Plaintiff's duty of fair representation claim is barred by the statute of limitations. Under New York law, any action against an employee organization that "has breached its duty of fair representation regarding someone to whom such employee organization has a duty shall be commenced within four months of the date the employee or former employee knew or should have known that the breach has occurred, . . . whichever is later." N.Y. C.P.L.R. § 217(2)(a). The meeting where Plaintiff was terminated, wherein this cause of action accrued, occurred on June 14, 2004. Thus, in order to comply with § 217(2)(a), Plaintiff was obligated to commence his suit against Defendant Local 74 on or before October 14, 2004. He filed suit in the New York State Supreme Court for Nassau County on June 14, 2005, eight months too late. As a result, the "breach of contract" claim against Defendant Local 74 is dismissed.

2. Wrongful Termination

The Eighth Cause of Action, complaining of "wrongful termination," alleges that "Defendants, and each of them" violated "Nassau County Human Rights Law, which prohibits discrimination on the basis of disability, actual or perceived, in employment." (Am. Compl. ¶ 76.) This is apparently a reference to the Nassau County Administrative Code § 21-9.8. Available at 005.pdf#search=%22%22nassau%20county%20administrative%20code%22. Section 21-9.9, entitled "enforcement," dictates that "[i]t shall be the duty of the Nassau County Commission on human rights to receive and investigate complaints and to initiate its own investigations of violations of this title . . . ." Thus, it does not create a legally cognizable cause of action in this court. As a result, the Eighth Cause of Action is dismissed.

3. Libel and Slander

The Twelfth Cause of Action claims that "[t]he actions of defendants, and each of them, constituted libel and slander against plaintiff . . . ." (Am. Compl. ¶ 87.) Defendant Local 74 moves to dismiss the libel and slander claim on the grounds that Plaintiff has not alleged that it made any statements that were injurious in any way. (See Def. Local 74's Reply Mem. at 9.)

Plaintiff's counterargument appears to be, not that Local 74 made any injurious statement, but that it's "acquiescence" was sufficient. (Pl.'s Opp'n Mem. to Def. Local 74 at 13.)

"Under New York law, the elements of a defamation claim are 'a false statement, published without privilege or authorization to a third party, constituting fault . . . and it must either cause special harm or constitute a defamation per se.'" Peters v. Baldwin Union Free Sch. Dist., 320 F.3d 164, 169 (2d Cir. 2003) (quoting Dillon v. City of New York, 704 N.Y.S.2d 1, 5 (1st Dep't 1999)). Defamation may take the form of a published written expression (including pictures), i.e., libel, or a published oral expression, i.e., slander. Croton Watch Co., Inc. v. National Jeweler Magazine, Inc., No. 06 CV 662(GBD), 2006 WL 2254818, at *3 (S.D.N.Y. Aug. 7, 2006). A defendant cannot be held liable for defamation where it did not make or publish the statement at issue. See, Khan v. New York Times Co., Inc., 710 N.Y.S.2d 41, 46 (1st Dep't 2000) ("It is axiomatic that a defendant cannot be held liable for a libelous statement that it did not write or publish.").

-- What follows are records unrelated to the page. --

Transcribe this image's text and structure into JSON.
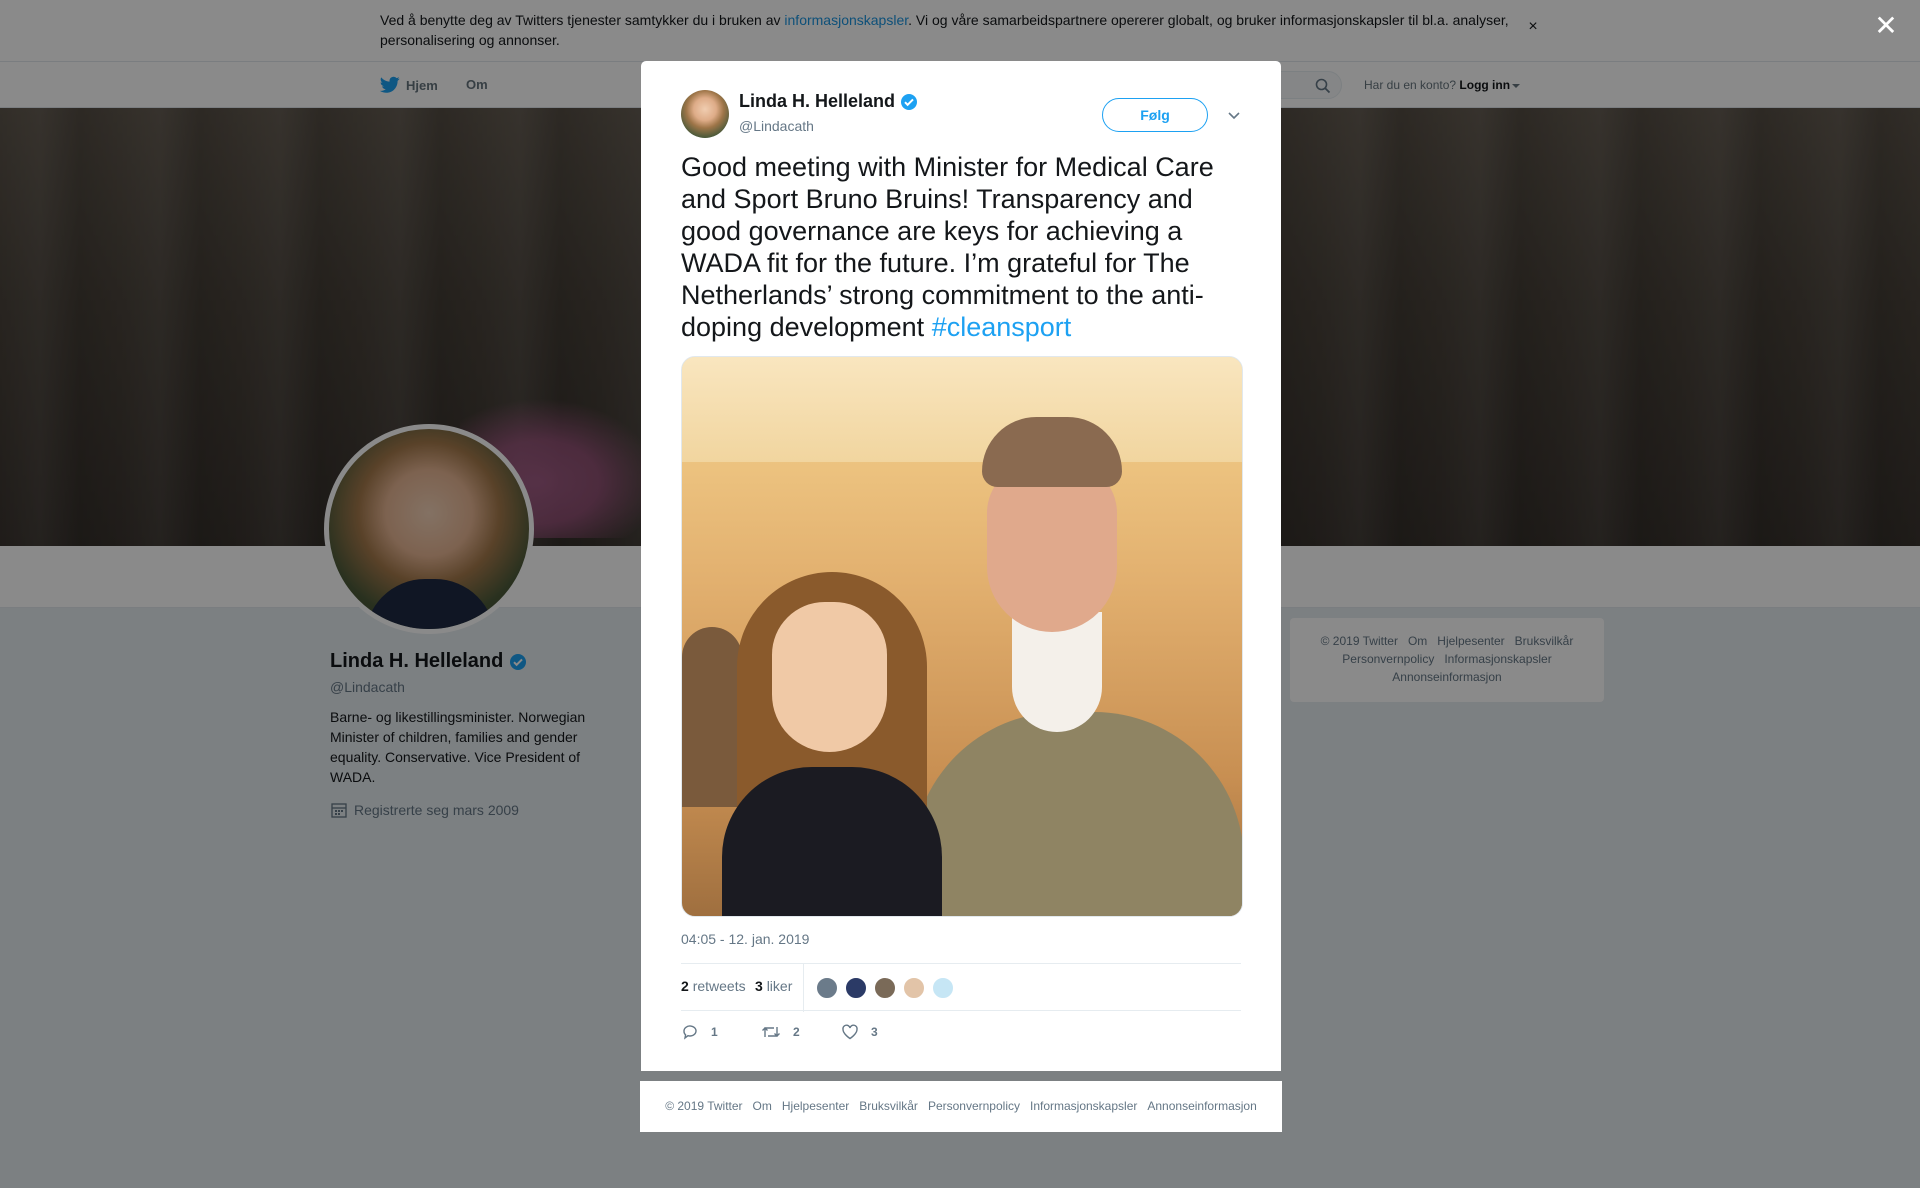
{
  "cookie_banner": {
    "text_before": "Ved å benytte deg av Twitters tjenester samtykker du i bruken av ",
    "link": "informasjonskapsler",
    "text_after": ". Vi og våre samarbeidspartnere opererer globalt, og bruker informasjonskapsler til bl.a. analyser, personalisering og annonser.",
    "close": "×"
  },
  "nav": {
    "home": "Hjem",
    "about": "Om",
    "login_prompt": "Har du en konto?",
    "login": "Logg inn"
  },
  "overlay": {
    "close": "✕"
  },
  "profile": {
    "name": "Linda H. Helleland",
    "handle": "@Lindacath",
    "bio": "Barne- og likestillingsminister. Norwegian Minister of children, families and gender equality. Conservative. Vice President of WADA.",
    "joined": "Registrerte seg mars 2009"
  },
  "side_footer": {
    "links": [
      "© 2019 Twitter",
      "Om",
      "Hjelpesenter",
      "Bruksvilkår",
      "Personvernpolicy",
      "Informasjonskapsler",
      "Annonseinformasjon"
    ]
  },
  "tweet": {
    "name": "Linda H. Helleland",
    "handle": "@Lindacath",
    "follow": "Følg",
    "text": "Good meeting with Minister for Medical Care and Sport Bruno Bruins! Transparency and good governance are keys for achieving a WADA fit for the future. I’m grateful for The Netherlands’ strong commitment to the anti-doping development ",
    "hashtag": "#cleansport",
    "time": "04:05 - 12. jan. 2019",
    "retweets_count": "2",
    "retweets_label": "retweets",
    "likes_count": "3",
    "likes_label": "liker",
    "reply_count": "1",
    "retweet_action_count": "2",
    "like_action_count": "3"
  },
  "modal_footer": {
    "links": [
      "© 2019 Twitter",
      "Om",
      "Hjelpesenter",
      "Bruksvilkår",
      "Personvernpolicy",
      "Informasjonskapsler",
      "Annonseinformasjon"
    ]
  },
  "colors": {
    "twitter_blue": "#1da1f2",
    "verified_blue": "#1da1f2",
    "secondary_text": "#657786"
  },
  "icons": [
    "twitter-bird-icon",
    "search-icon",
    "verified-badge-icon",
    "calendar-icon",
    "chevron-down-icon",
    "reply-icon",
    "retweet-icon",
    "heart-icon",
    "close-icon"
  ]
}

Plaintiff has failed to allege that Defendant Local 74 made any libelous or slanderous statement. Plaintiff has similarly failed to allege that any such statement was made to a third-party. In essence, Plaintiff is alleging that Defendant Local 74 committed slander by not speaking out and disagreeing with any allegedly slanderous statements that were made. Plaintiff has failed to identify any provision under defamation law for finding liability on that basis. As a result, Plaintiff has failed to state a claim of slander or libel against Defendant Local 74.


In sum, the Court grants District Defendants' motion to dismiss the state law claims for failure to serve a notice of claim, and grants the motion to dismiss the federal claims on various grounds. The lone surviving claim against District Defendants is Plaintiff's COBRA claim. As for Defendant Local 74, all of the claims asserted against it are dismissed.

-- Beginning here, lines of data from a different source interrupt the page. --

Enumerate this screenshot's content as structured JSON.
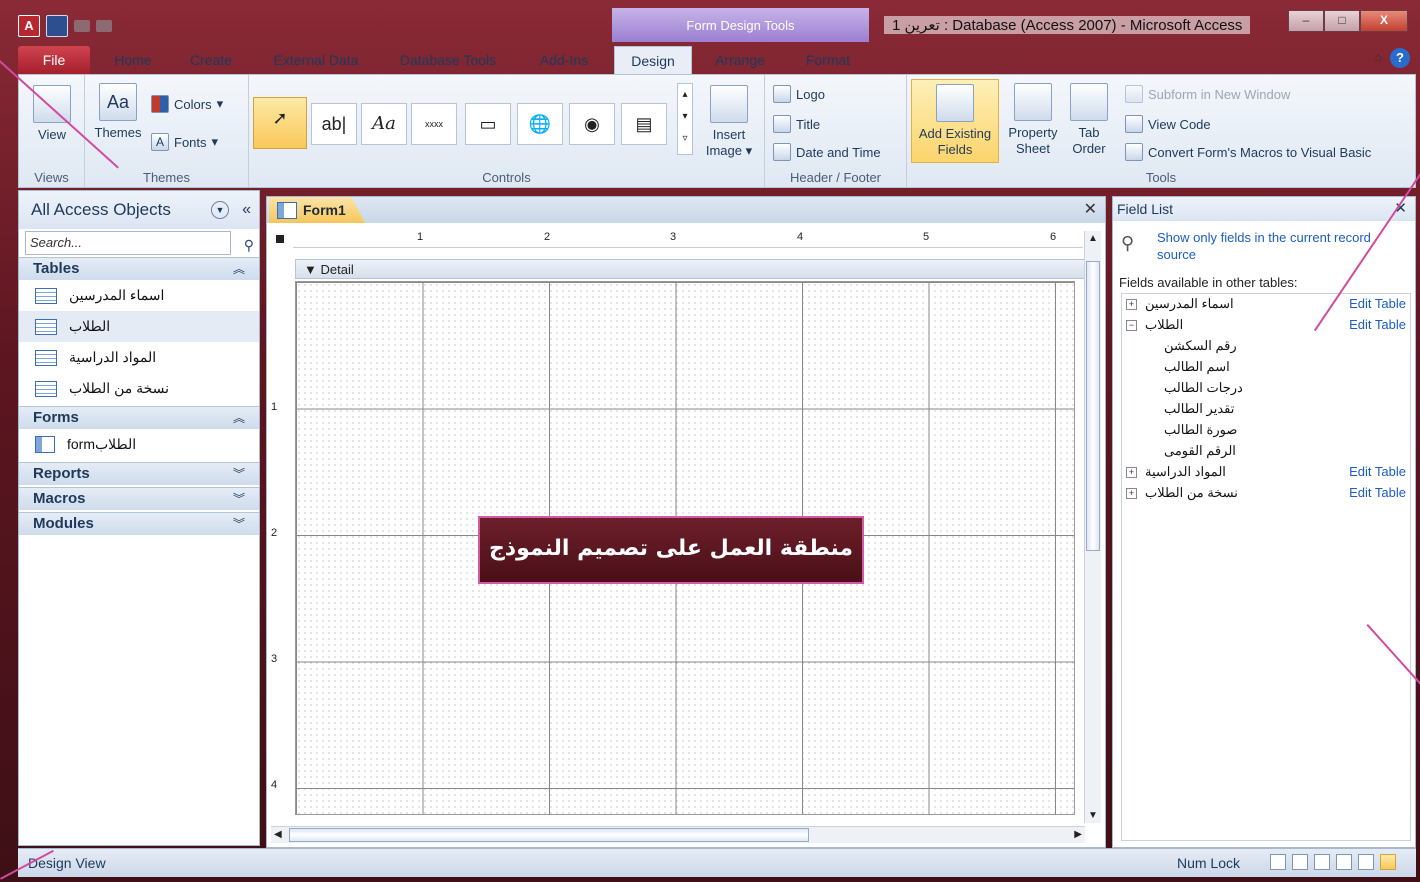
{
  "window": {
    "contextual_label": "Form Design Tools",
    "title": "تعرين 1 : Database (Access 2007)  -  Microsoft Access",
    "minimize": "–",
    "maximize": "□",
    "close": "X",
    "app_icon": "A"
  },
  "tabs": [
    "File",
    "Home",
    "Create",
    "External Data",
    "Database Tools",
    "Add-Ins",
    "Design",
    "Arrange",
    "Format"
  ],
  "active_tab": "Design",
  "ribbon": {
    "views": {
      "view_label": "View",
      "group": "Views"
    },
    "themes": {
      "themes_label": "Themes",
      "colors_label": "Colors",
      "fonts_label": "Fonts",
      "group": "Themes"
    },
    "controls": {
      "group": "Controls",
      "textbox": "ab|",
      "label": "Aa",
      "button": "xxxx",
      "insert_image": "Insert\nImage"
    },
    "header_footer": {
      "logo": "Logo",
      "title": "Title",
      "date_time": "Date and Time",
      "group": "Header / Footer"
    },
    "tools": {
      "add_existing": "Add Existing Fields",
      "property_sheet": "Property Sheet",
      "tab_order": "Tab Order",
      "subform": "Subform in New Window",
      "view_code": "View Code",
      "convert": "Convert Form's Macros to Visual Basic",
      "group": "Tools"
    }
  },
  "nav": {
    "header": "All Access Objects",
    "search_placeholder": "Search...",
    "sections": {
      "tables": {
        "label": "Tables",
        "items": [
          "اسماء المدرسين",
          "الطلاب",
          "المواد الدراسية",
          "نسخة من الطلاب"
        ]
      },
      "forms": {
        "label": "Forms",
        "items": [
          "formالطلاب"
        ]
      },
      "reports": "Reports",
      "macros": "Macros",
      "modules": "Modules"
    }
  },
  "document": {
    "tab_label": "Form1",
    "detail_label": "Detail",
    "ruler_numbers": [
      "1",
      "2",
      "3",
      "4",
      "5",
      "6"
    ],
    "vruler_numbers": [
      "1",
      "2",
      "3",
      "4"
    ],
    "callout": "منطقة العمل على تصميم النموذج"
  },
  "field_list": {
    "title": "Field List",
    "show_only": "Show only fields in the current record source",
    "available": "Fields available in other tables:",
    "edit_label": "Edit Table",
    "tables": [
      {
        "name": "اسماء المدرسين",
        "expanded": false
      },
      {
        "name": "الطلاب",
        "expanded": true
      },
      {
        "name": "المواد الدراسية",
        "expanded": false
      },
      {
        "name": "نسخة من الطلاب",
        "expanded": false
      }
    ],
    "fields": [
      "رقم السكشن",
      "اسم الطالب",
      "درجات الطالب",
      "تقدير الطالب",
      "صورة الطالب",
      "الرقم القومى"
    ]
  },
  "status": {
    "left": "Design View",
    "num_lock": "Num Lock"
  }
}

Denis R. Hurley United States Senior District Judge

Buy This Entire Record For $7.95

Official citation and/or docket number and footnotes (if any) for this case available with purchase.

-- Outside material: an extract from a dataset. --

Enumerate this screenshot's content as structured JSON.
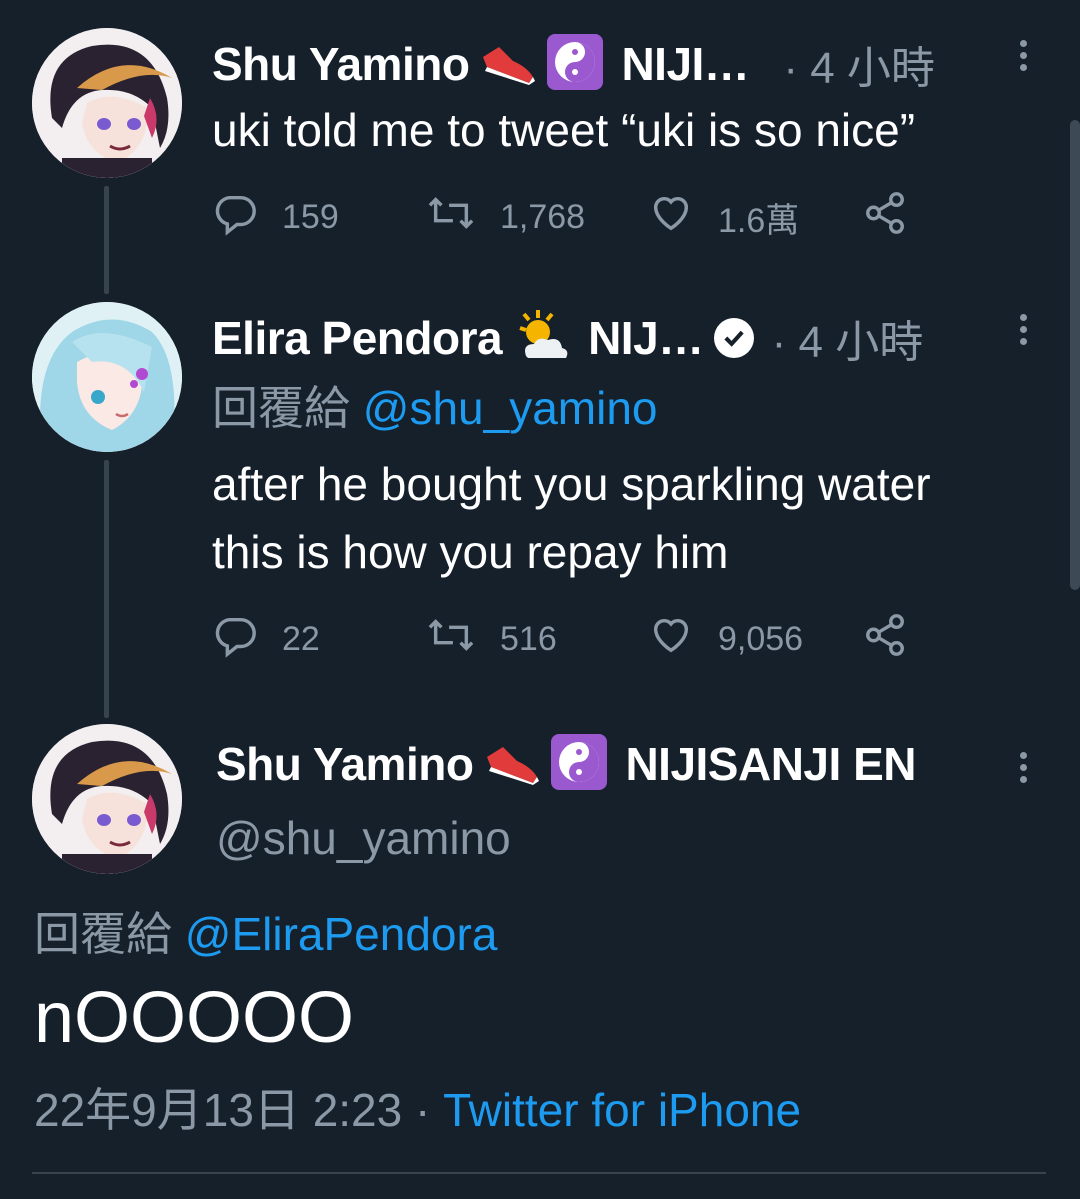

Learn more about what you receive with purchase of this case.